_What to do_: Find every line in the records that holds the string "scolaire". Copy each one.

*** Data section Section Begins ***

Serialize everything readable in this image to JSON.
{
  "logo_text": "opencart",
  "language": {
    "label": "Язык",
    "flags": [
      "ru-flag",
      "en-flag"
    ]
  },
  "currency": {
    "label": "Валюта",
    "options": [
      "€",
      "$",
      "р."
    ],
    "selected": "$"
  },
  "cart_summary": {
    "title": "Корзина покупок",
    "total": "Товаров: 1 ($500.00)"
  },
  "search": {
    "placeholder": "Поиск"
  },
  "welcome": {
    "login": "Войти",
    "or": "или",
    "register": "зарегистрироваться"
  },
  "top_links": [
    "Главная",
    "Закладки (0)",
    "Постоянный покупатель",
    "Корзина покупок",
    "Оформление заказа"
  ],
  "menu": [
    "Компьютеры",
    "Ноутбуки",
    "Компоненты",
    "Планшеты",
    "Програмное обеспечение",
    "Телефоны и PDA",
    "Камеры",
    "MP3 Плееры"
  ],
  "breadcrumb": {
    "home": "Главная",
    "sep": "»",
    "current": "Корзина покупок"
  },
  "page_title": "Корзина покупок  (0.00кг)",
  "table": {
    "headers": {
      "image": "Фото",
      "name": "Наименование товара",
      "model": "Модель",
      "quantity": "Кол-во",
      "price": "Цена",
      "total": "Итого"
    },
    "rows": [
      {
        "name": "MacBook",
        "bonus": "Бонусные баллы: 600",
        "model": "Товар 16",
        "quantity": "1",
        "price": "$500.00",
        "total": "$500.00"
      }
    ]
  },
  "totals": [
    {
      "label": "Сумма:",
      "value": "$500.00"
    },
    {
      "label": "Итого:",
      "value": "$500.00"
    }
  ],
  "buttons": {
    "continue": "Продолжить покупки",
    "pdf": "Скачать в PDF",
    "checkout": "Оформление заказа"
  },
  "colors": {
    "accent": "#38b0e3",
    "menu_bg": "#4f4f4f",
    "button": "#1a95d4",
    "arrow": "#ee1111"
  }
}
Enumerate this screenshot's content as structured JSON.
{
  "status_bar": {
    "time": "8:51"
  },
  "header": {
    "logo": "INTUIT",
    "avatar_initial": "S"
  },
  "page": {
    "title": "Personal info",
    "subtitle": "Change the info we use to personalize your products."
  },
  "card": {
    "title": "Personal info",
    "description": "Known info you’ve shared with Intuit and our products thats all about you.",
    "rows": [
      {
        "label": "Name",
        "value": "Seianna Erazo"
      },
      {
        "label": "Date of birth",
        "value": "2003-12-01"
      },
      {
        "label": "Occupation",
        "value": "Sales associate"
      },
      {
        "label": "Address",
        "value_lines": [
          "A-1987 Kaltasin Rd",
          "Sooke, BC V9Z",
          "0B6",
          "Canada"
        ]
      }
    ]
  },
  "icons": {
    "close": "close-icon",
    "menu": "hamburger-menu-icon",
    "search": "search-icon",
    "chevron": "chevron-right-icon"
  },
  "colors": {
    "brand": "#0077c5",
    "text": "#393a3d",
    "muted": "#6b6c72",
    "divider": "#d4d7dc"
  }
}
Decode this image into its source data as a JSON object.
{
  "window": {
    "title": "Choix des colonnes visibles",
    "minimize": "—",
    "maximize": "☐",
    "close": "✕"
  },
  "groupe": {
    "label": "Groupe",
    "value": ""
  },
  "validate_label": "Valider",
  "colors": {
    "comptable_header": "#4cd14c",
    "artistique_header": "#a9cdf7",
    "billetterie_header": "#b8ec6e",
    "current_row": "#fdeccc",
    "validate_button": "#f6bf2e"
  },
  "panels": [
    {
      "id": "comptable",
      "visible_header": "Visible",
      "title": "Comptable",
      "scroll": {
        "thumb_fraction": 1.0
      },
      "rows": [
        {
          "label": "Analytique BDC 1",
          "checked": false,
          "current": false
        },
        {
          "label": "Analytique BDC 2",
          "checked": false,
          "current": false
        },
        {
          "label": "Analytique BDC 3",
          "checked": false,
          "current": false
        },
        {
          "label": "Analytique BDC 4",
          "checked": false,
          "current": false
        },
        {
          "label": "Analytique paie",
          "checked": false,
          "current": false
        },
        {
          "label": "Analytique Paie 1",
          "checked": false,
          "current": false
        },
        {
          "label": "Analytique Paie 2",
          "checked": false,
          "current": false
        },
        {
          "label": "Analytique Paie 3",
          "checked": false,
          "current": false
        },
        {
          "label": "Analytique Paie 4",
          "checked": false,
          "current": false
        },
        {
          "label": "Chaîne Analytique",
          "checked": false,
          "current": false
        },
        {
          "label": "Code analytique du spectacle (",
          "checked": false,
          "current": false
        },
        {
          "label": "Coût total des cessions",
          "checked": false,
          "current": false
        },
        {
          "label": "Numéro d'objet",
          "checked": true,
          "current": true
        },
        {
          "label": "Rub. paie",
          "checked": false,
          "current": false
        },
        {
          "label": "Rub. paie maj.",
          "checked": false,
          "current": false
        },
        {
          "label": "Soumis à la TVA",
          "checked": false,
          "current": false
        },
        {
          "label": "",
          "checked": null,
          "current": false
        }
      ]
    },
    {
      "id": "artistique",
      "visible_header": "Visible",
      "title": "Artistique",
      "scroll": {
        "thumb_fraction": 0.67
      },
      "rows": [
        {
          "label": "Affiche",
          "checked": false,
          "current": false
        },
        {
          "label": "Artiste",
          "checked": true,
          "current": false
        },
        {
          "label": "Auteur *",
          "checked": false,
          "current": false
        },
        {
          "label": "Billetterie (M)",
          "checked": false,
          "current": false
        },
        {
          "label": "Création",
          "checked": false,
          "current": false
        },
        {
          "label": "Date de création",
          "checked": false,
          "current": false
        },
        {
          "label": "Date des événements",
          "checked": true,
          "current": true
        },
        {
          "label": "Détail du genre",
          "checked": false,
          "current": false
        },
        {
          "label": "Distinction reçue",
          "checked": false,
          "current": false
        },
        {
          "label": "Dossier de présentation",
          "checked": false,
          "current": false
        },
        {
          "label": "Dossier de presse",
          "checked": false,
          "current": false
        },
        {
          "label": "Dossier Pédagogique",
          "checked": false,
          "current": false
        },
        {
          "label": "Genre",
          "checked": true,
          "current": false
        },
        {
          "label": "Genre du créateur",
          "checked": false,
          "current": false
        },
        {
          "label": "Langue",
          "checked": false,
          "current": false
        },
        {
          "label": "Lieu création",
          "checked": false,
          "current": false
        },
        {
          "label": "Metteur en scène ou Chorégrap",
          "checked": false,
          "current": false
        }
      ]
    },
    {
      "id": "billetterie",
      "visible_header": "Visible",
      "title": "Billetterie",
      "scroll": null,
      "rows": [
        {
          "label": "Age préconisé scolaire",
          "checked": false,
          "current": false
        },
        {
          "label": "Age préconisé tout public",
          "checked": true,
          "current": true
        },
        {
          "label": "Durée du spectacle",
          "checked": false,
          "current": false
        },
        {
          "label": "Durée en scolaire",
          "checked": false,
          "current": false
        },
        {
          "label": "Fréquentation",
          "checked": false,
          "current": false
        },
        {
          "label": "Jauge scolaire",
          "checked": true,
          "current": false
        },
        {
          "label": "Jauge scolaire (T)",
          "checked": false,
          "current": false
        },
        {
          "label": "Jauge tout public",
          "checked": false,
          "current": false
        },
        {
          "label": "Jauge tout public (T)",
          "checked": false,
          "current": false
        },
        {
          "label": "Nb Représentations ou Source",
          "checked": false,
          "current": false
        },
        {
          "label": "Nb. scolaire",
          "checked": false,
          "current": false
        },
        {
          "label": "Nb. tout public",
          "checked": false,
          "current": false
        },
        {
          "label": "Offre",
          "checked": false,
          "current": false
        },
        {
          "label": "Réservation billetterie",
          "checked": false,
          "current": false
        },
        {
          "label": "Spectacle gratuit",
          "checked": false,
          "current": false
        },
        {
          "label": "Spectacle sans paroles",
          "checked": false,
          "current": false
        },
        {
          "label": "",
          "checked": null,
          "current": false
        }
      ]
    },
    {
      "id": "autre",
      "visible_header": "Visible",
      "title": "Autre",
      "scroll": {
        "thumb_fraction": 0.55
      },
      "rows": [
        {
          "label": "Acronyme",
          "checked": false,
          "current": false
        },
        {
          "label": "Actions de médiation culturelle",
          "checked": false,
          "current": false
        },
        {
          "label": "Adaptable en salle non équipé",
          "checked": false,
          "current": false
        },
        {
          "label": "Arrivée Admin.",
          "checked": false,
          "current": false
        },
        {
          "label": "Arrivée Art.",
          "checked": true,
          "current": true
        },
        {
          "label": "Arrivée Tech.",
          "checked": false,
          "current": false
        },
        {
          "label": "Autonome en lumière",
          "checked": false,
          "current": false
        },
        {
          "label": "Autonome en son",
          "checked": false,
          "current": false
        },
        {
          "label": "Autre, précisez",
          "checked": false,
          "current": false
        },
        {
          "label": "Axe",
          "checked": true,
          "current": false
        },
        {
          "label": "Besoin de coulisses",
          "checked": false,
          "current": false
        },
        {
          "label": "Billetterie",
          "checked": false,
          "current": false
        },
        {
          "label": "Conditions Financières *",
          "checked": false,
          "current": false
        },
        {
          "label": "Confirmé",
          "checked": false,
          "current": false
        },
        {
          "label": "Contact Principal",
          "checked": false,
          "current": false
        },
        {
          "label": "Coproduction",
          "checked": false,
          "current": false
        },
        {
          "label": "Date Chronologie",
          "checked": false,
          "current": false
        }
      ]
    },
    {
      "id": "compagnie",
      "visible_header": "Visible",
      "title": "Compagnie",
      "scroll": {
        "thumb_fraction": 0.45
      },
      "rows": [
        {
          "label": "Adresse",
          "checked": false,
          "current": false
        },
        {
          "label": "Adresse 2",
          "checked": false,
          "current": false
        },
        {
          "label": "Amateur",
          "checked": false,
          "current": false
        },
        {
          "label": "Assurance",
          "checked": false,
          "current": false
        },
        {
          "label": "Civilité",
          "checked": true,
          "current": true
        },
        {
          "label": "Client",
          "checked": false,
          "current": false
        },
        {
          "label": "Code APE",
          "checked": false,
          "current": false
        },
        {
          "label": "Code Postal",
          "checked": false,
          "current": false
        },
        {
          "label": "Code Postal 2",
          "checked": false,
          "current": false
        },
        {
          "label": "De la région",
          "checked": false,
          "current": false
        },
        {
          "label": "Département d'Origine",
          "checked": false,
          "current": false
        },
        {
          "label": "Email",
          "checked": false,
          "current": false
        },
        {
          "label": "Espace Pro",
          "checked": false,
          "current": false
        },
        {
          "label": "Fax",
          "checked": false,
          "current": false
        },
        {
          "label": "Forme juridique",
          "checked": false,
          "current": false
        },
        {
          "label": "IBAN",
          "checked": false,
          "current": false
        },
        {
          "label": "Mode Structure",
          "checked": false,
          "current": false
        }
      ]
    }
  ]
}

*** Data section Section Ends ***

_Response below_:
          "label": "Age préconisé scolaire",
          "label": "Durée en scolaire",
          "label": "Jauge scolaire",
          "label": "Jauge scolaire (T)",
          "label": "Nb. scolaire",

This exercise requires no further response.